((

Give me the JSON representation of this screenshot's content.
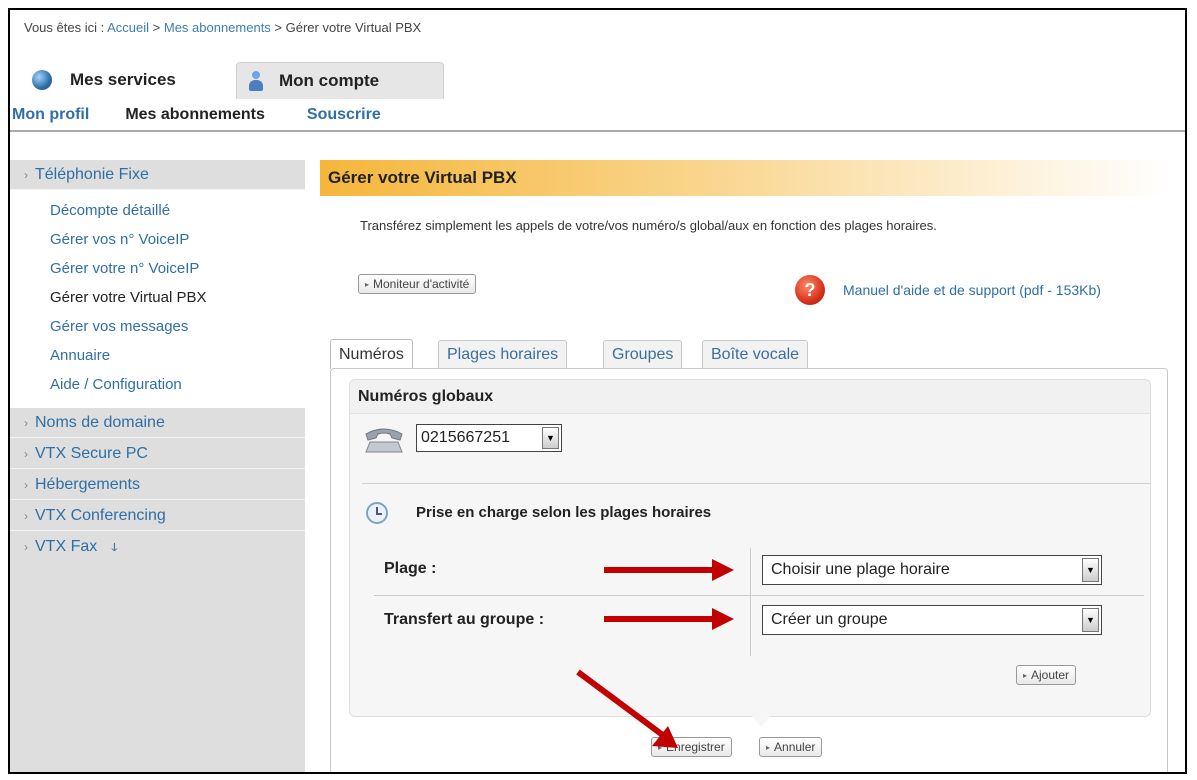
{
  "breadcrumb": {
    "prefix": "Vous êtes ici : ",
    "home": "Accueil",
    "sep1": " > ",
    "subscriptions": "Mes abonnements",
    "sep2": " > ",
    "current": "Gérer votre Virtual PBX"
  },
  "top_tabs": [
    "Mes services",
    "Mon compte"
  ],
  "sub_nav": [
    "Mon profil",
    "Mes abonnements",
    "Souscrire"
  ],
  "sidebar": {
    "section_open": "Téléphonie Fixe",
    "links": [
      "Décompte détaillé",
      "Gérer vos n° VoiceIP",
      "Gérer votre n° VoiceIP",
      "Gérer votre Virtual PBX",
      "Gérer vos messages",
      "Annuaire",
      "Aide / Configuration"
    ],
    "sections": [
      "Noms de domaine",
      "VTX Secure PC",
      "Hébergements",
      "VTX Conferencing",
      "VTX Fax"
    ],
    "external_icon": "ↆ"
  },
  "main": {
    "title": "Gérer votre Virtual PBX",
    "description": "Transférez simplement les appels de votre/vos numéro/s global/aux en fonction des plages horaires.",
    "monitor_button": "Moniteur d'activité",
    "help_link": "Manuel d'aide et de support (pdf - 153Kb)",
    "help_icon_glyph": "?",
    "tabs": [
      "Numéros",
      "Plages horaires",
      "Groupes",
      "Boîte vocale"
    ],
    "panel_title": "Numéros globaux",
    "number_value": "0215667251",
    "section_title": "Prise en charge selon les plages horaires",
    "plage_label": "Plage :",
    "plage_value": "Choisir une plage horaire",
    "transfer_label": "Transfert au groupe :",
    "transfer_value": "Créer un groupe",
    "add_button": "Ajouter",
    "save_button": "Enregistrer",
    "cancel_button": "Annuler"
  },
  "colors": {
    "link": "#2f6fa6",
    "header_gradient": "#f5b63b",
    "arrow": "#c20000"
  }
}
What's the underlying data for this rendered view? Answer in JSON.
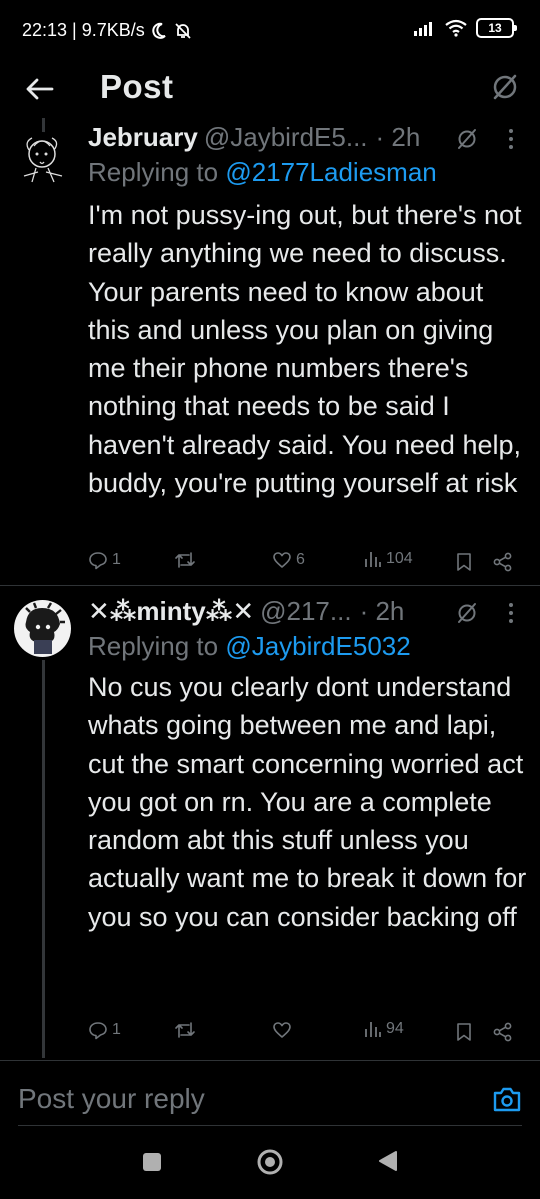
{
  "status_bar": {
    "time_speed": "22:13 | 9.7KB/s",
    "battery": "13"
  },
  "header": {
    "title": "Post"
  },
  "tweets": [
    {
      "display_name": "Jebruary",
      "handle": "@JaybirdE5...",
      "time": "· 2h",
      "replying_prefix": "Replying to ",
      "replying_to": "@2177Ladiesman",
      "body": "I'm not pussy-ing out, but there's not really anything we need to discuss. Your parents need to know about this and unless you plan on giving me their phone numbers there's nothing that needs to be said I haven't already said. You need help, buddy, you're putting yourself at risk",
      "replies": "1",
      "reposts": "",
      "likes": "6",
      "views": "104"
    },
    {
      "display_name": "✕⁂minty⁂✕",
      "handle": "@217...",
      "time": "· 2h",
      "replying_prefix": "Replying to ",
      "replying_to": "@JaybirdE5032",
      "body": "No cus you clearly dont understand whats going between me and lapi, cut the smart concerning worried act you got on rn. You are a complete random abt this stuff unless you actually want me to break it down for you so you can consider backing off",
      "replies": "1",
      "reposts": "",
      "likes": "",
      "views": "94"
    }
  ],
  "composer": {
    "placeholder": "Post your reply"
  },
  "colors": {
    "background": "#000000",
    "text": "#e7e9ea",
    "secondary": "#71767b",
    "accent": "#1d9bf0"
  },
  "icons": [
    "back-arrow-icon",
    "muted-icon",
    "reply-icon",
    "repost-icon",
    "like-icon",
    "views-icon",
    "bookmark-icon",
    "share-icon",
    "more-icon",
    "camera-icon",
    "nav-square-icon",
    "nav-home-icon",
    "nav-back-icon"
  ]
}
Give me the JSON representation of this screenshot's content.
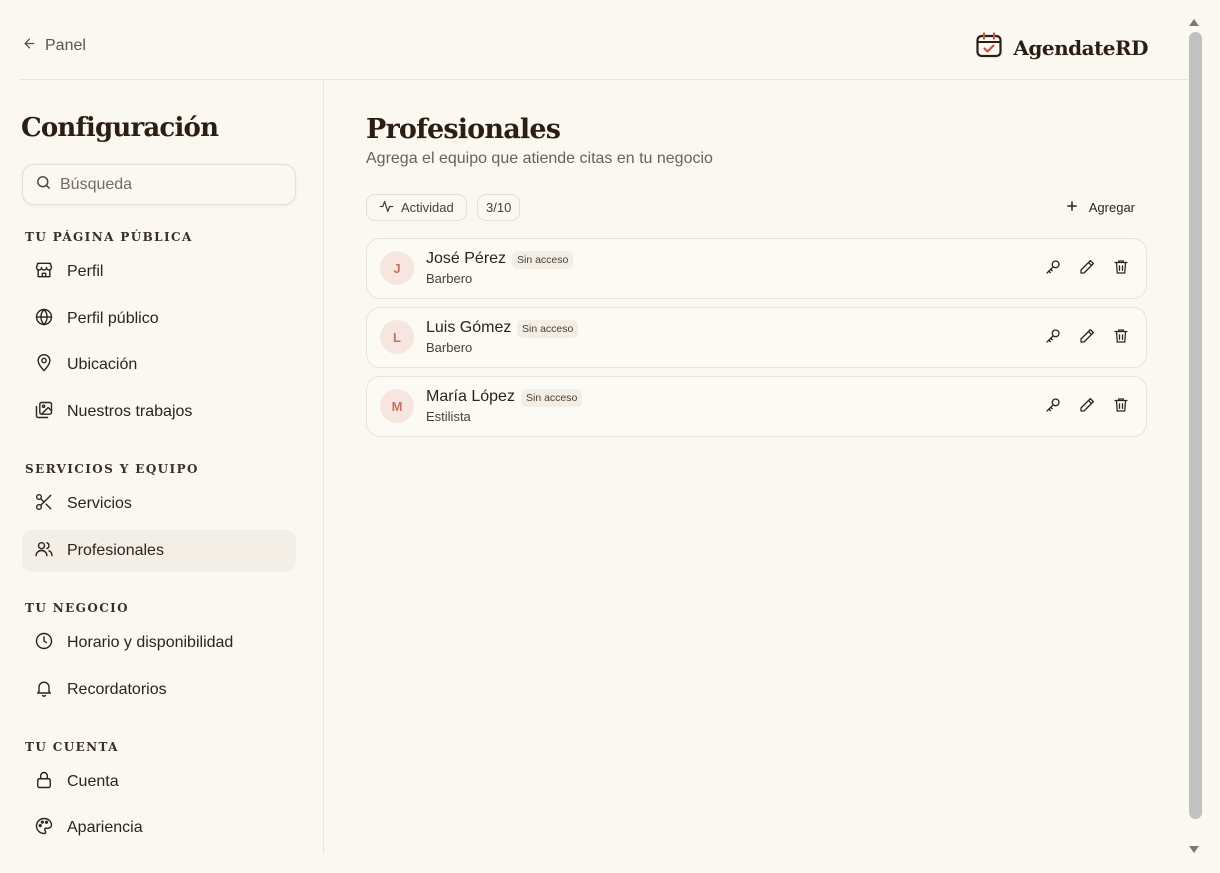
{
  "header": {
    "back_label": "Panel",
    "brand_name": "AgendateRD"
  },
  "sidebar": {
    "title": "Configuración",
    "search_placeholder": "Búsqueda",
    "sections": {
      "public_page": {
        "label": "Tu página pública",
        "items": [
          {
            "label": "Perfil",
            "icon": "store-icon"
          },
          {
            "label": "Perfil público",
            "icon": "globe-icon"
          },
          {
            "label": "Ubicación",
            "icon": "map-pin-icon"
          },
          {
            "label": "Nuestros trabajos",
            "icon": "images-icon"
          }
        ]
      },
      "services_team": {
        "label": "Servicios y equipo",
        "items": [
          {
            "label": "Servicios",
            "icon": "scissors-icon"
          },
          {
            "label": "Profesionales",
            "icon": "users-icon",
            "active": true
          }
        ]
      },
      "business": {
        "label": "Tu negocio",
        "items": [
          {
            "label": "Horario y disponibilidad",
            "icon": "clock-icon"
          },
          {
            "label": "Recordatorios",
            "icon": "bell-icon"
          }
        ]
      },
      "account": {
        "label": "Tu cuenta",
        "items": [
          {
            "label": "Cuenta",
            "icon": "lock-icon"
          },
          {
            "label": "Apariencia",
            "icon": "palette-icon"
          }
        ]
      }
    }
  },
  "main": {
    "title": "Profesionales",
    "subtitle": "Agrega el equipo que atiende citas en tu negocio",
    "activity_label": "Actividad",
    "count_label": "3/10",
    "add_label": "Agregar",
    "professionals": [
      {
        "initial": "J",
        "name": "José Pérez",
        "badge": "Sin acceso",
        "role": "Barbero"
      },
      {
        "initial": "L",
        "name": "Luis Gómez",
        "badge": "Sin acceso",
        "role": "Barbero"
      },
      {
        "initial": "M",
        "name": "María López",
        "badge": "Sin acceso",
        "role": "Estilista"
      }
    ]
  },
  "colors": {
    "background": "#fbf8f2",
    "active_nav": "#f4efe6",
    "avatar_bg": "#f6e6df",
    "avatar_text": "#c07663",
    "brand_accent": "#c2563f"
  }
}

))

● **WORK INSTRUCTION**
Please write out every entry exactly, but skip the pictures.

● **TASK RESULT**
Give me the JSON representation of this screenshot's content.
{
  "breadcrumb": {
    "prefix": "Vous êtes ici : ",
    "home": "Accueil",
    "sep1": " > ",
    "subscriptions": "Mes abonnements",
    "sep2": " > ",
    "current": "Gérer votre Virtual PBX"
  },
  "top_tabs": [
    "Mes services",
    "Mon compte"
  ],
  "sub_nav": [
    "Mon profil",
    "Mes abonnements",
    "Souscrire"
  ],
  "sidebar": {
    "section_open": "Téléphonie Fixe",
    "links": [
      "Décompte détaillé",
      "Gérer vos n° VoiceIP",
      "Gérer votre n° VoiceIP",
      "Gérer votre Virtual PBX",
      "Gérer vos messages",
      "Annuaire",
      "Aide / Configuration"
    ],
    "sections": [
      "Noms de domaine",
      "VTX Secure PC",
      "Hébergements",
      "VTX Conferencing",
      "VTX Fax"
    ],
    "external_icon": "ↆ"
  },
  "main": {
    "title": "Gérer votre Virtual PBX",
    "description": "Transférez simplement les appels de votre/vos numéro/s global/aux en fonction des plages horaires.",
    "monitor_button": "Moniteur d'activité",
    "help_link": "Manuel d'aide et de support (pdf - 153Kb)",
    "help_icon_glyph": "?",
    "tabs": [
      "Numéros",
      "Plages horaires",
      "Groupes",
      "Boîte vocale"
    ],
    "panel_title": "Numéros globaux",
    "number_value": "0215667251",
    "section_title": "Prise en charge selon les plages horaires",
    "plage_label": "Plage :",
    "plage_value": "Choisir une plage horaire",
    "transfer_label": "Transfert au groupe :",
    "transfer_value": "Créer un groupe",
    "add_button": "Ajouter",
    "save_button": "Enregistrer",
    "cancel_button": "Annuler"
  },
  "colors": {
    "link": "#2f6fa6",
    "header_gradient": "#f5b63b",
    "arrow": "#c20000"
  }
}
What's the underlying data for this rendered view? Answer in JSON.
{
  "status_bar": {
    "time_speed": "22:13 | 9.7KB/s",
    "battery": "13"
  },
  "header": {
    "title": "Post"
  },
  "tweets": [
    {
      "display_name": "Jebruary",
      "handle": "@JaybirdE5...",
      "time": "· 2h",
      "replying_prefix": "Replying to ",
      "replying_to": "@2177Ladiesman",
      "body": "I'm not pussy-ing out, but there's not really anything we need to discuss. Your parents need to know about this and unless you plan on giving me their phone numbers there's nothing that needs to be said I haven't already said. You need help, buddy, you're putting yourself at risk",
      "replies": "1",
      "reposts": "",
      "likes": "6",
      "views": "104"
    },
    {
      "display_name": "✕⁂minty⁂✕",
      "handle": "@217...",
      "time": "· 2h",
      "replying_prefix": "Replying to ",
      "replying_to": "@JaybirdE5032",
      "body": "No cus you clearly dont understand whats going between me and lapi, cut the smart concerning worried act you got on rn. You are a complete random abt this stuff unless you actually want me to break it down for you so you can consider backing off",
      "replies": "1",
      "reposts": "",
      "likes": "",
      "views": "94"
    }
  ],
  "composer": {
    "placeholder": "Post your reply"
  },
  "colors": {
    "background": "#000000",
    "text": "#e7e9ea",
    "secondary": "#71767b",
    "accent": "#1d9bf0"
  },
  "icons": [
    "back-arrow-icon",
    "muted-icon",
    "reply-icon",
    "repost-icon",
    "like-icon",
    "views-icon",
    "bookmark-icon",
    "share-icon",
    "more-icon",
    "camera-icon",
    "nav-square-icon",
    "nav-home-icon",
    "nav-back-icon"
  ]
}
Give me the JSON representation of this screenshot's content.
{
  "header": {
    "back_label": "Panel",
    "brand_name": "AgendateRD"
  },
  "sidebar": {
    "title": "Configuración",
    "search_placeholder": "Búsqueda",
    "sections": {
      "public_page": {
        "label": "Tu página pública",
        "items": [
          {
            "label": "Perfil",
            "icon": "store-icon"
          },
          {
            "label": "Perfil público",
            "icon": "globe-icon"
          },
          {
            "label": "Ubicación",
            "icon": "map-pin-icon"
          },
          {
            "label": "Nuestros trabajos",
            "icon": "images-icon"
          }
        ]
      },
      "services_team": {
        "label": "Servicios y equipo",
        "items": [
          {
            "label": "Servicios",
            "icon": "scissors-icon"
          },
          {
            "label": "Profesionales",
            "icon": "users-icon",
            "active": true
          }
        ]
      },
      "business": {
        "label": "Tu negocio",
        "items": [
          {
            "label": "Horario y disponibilidad",
            "icon": "clock-icon"
          },
          {
            "label": "Recordatorios",
            "icon": "bell-icon"
          }
        ]
      },
      "account": {
        "label": "Tu cuenta",
        "items": [
          {
            "label": "Cuenta",
            "icon": "lock-icon"
          },
          {
            "label": "Apariencia",
            "icon": "palette-icon"
          }
        ]
      }
    }
  },
  "main": {
    "title": "Profesionales",
    "subtitle": "Agrega el equipo que atiende citas en tu negocio",
    "activity_label": "Actividad",
    "count_label": "3/10",
    "add_label": "Agregar",
    "professionals": [
      {
        "initial": "J",
        "name": "José Pérez",
        "badge": "Sin acceso",
        "role": "Barbero"
      },
      {
        "initial": "L",
        "name": "Luis Gómez",
        "badge": "Sin acceso",
        "role": "Barbero"
      },
      {
        "initial": "M",
        "name": "María López",
        "badge": "Sin acceso",
        "role": "Estilista"
      }
    ]
  },
  "colors": {
    "background": "#fbf8f2",
    "active_nav": "#f4efe6",
    "avatar_bg": "#f6e6df",
    "avatar_text": "#c07663",
    "brand_accent": "#c2563f"
  }
}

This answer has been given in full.